Emma Greedy , February 05, 2020
The UK's talent shortage has more than doubled since its lowest reported point in 2010 (9%), according to the latest Talent Shortage Survey by ManpowerGroup
The Closing the Skills Gap: What UK Workers Want in 2020 survey found that 23% of UK employers were unable to find the talent they needed last year.
Skilled trades such as electricians, welders, and mechanics topped the list of most in-demand roles, with jobs in healthcare, accounting and finance, management and teaching making the top five.
According to ManpowerGroup, the companies worst affected by talent shortages were larger companies of over 250 employees, of which over half (51%) reported talent shortages.

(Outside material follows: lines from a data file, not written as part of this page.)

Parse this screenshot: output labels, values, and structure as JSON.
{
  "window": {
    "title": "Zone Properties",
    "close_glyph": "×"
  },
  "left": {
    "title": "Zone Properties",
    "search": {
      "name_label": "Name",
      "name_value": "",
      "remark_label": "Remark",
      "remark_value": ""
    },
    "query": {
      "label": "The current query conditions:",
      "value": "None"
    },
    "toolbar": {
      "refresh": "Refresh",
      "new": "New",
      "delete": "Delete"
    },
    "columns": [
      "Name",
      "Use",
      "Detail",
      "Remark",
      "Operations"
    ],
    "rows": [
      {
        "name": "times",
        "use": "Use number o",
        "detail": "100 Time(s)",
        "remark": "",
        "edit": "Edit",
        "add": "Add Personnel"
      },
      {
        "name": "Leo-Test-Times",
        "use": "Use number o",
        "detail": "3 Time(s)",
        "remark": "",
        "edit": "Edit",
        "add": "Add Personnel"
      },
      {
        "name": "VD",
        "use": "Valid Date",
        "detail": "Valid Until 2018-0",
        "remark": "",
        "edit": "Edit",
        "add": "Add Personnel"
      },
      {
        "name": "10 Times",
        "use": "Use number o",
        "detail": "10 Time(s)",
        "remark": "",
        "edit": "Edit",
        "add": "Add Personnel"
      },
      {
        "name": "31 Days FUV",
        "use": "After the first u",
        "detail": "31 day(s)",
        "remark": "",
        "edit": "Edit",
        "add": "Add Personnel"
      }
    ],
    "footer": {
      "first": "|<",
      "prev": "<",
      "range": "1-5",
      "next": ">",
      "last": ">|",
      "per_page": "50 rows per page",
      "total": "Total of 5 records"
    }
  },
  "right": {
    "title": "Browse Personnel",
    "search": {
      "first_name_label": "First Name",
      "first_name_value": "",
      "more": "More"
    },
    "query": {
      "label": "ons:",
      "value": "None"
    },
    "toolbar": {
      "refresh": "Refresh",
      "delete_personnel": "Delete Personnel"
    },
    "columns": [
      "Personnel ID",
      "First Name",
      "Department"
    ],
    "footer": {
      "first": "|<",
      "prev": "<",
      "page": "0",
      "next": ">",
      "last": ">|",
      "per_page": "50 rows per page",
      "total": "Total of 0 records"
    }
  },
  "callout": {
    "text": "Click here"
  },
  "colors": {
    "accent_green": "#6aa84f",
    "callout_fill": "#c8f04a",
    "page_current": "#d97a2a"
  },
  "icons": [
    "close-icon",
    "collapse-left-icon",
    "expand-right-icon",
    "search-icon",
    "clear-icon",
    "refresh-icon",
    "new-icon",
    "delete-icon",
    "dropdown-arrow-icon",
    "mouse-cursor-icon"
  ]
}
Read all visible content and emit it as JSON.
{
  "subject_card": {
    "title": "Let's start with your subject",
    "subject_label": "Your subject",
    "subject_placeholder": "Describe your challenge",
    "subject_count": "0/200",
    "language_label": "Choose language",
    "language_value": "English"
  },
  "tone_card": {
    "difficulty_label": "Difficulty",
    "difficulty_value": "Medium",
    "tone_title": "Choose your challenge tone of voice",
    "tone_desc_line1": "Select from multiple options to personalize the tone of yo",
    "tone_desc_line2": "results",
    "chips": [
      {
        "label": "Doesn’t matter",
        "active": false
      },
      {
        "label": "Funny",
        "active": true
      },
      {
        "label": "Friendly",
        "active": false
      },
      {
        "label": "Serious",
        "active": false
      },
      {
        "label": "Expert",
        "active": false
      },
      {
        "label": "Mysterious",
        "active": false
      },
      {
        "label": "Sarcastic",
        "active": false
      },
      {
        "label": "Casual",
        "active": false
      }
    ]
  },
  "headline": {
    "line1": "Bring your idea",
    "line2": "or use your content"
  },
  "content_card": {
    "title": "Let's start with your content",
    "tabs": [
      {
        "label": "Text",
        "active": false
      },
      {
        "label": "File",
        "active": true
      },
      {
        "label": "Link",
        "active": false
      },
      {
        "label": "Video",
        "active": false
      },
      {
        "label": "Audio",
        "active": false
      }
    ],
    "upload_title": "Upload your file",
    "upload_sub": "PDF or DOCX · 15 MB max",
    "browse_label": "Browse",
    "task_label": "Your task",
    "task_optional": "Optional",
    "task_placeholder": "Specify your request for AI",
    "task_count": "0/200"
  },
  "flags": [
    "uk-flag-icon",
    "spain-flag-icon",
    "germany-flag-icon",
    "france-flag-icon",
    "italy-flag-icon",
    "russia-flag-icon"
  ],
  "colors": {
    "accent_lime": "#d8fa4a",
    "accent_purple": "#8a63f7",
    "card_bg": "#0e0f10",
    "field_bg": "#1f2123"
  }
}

SMEs in the survey fared much better overall in seeking skilled talent, with only 21% of businesses with less than 10 employees reporting difficulties in filling roles.
In order to stem the shortage, Chris Gray, director of Manpower Group UK, said companies need to develop internal talent.
He said: “With growing talent shortages across the UK, it’s no longer a question of simply finding talent; we need to build it. Organisations need to be agile, and willing to stretch their candidate offering, increasing salaries isn’t enough of a differentiator anymore.”
This follows the British Chambers of Commerce’s Quarterly Recruitment Outlook that linked recruitment struggles in the last quarter of 2019 to a ‘critical skills shortage’ across the country, and pinpointed construction as one of the most impacted sectors.
Michelle Nettles, chief people and culture officer at ManpowerGroup, argued that businesses need to encourage a culture of learnability.
She said: “Our ability to continuously learn is the most important skill we’ll need to succeed in the jobs of today and tomorrow.
“As leaders, it is our responsibility to foster a culture of learnability, which requires leaders to be coaches, increasing and accelerating career mobility and creating relevant and curated learning pathways, not one-size-fits-all.”
The survey collected the views of 1,000 employers in the UK.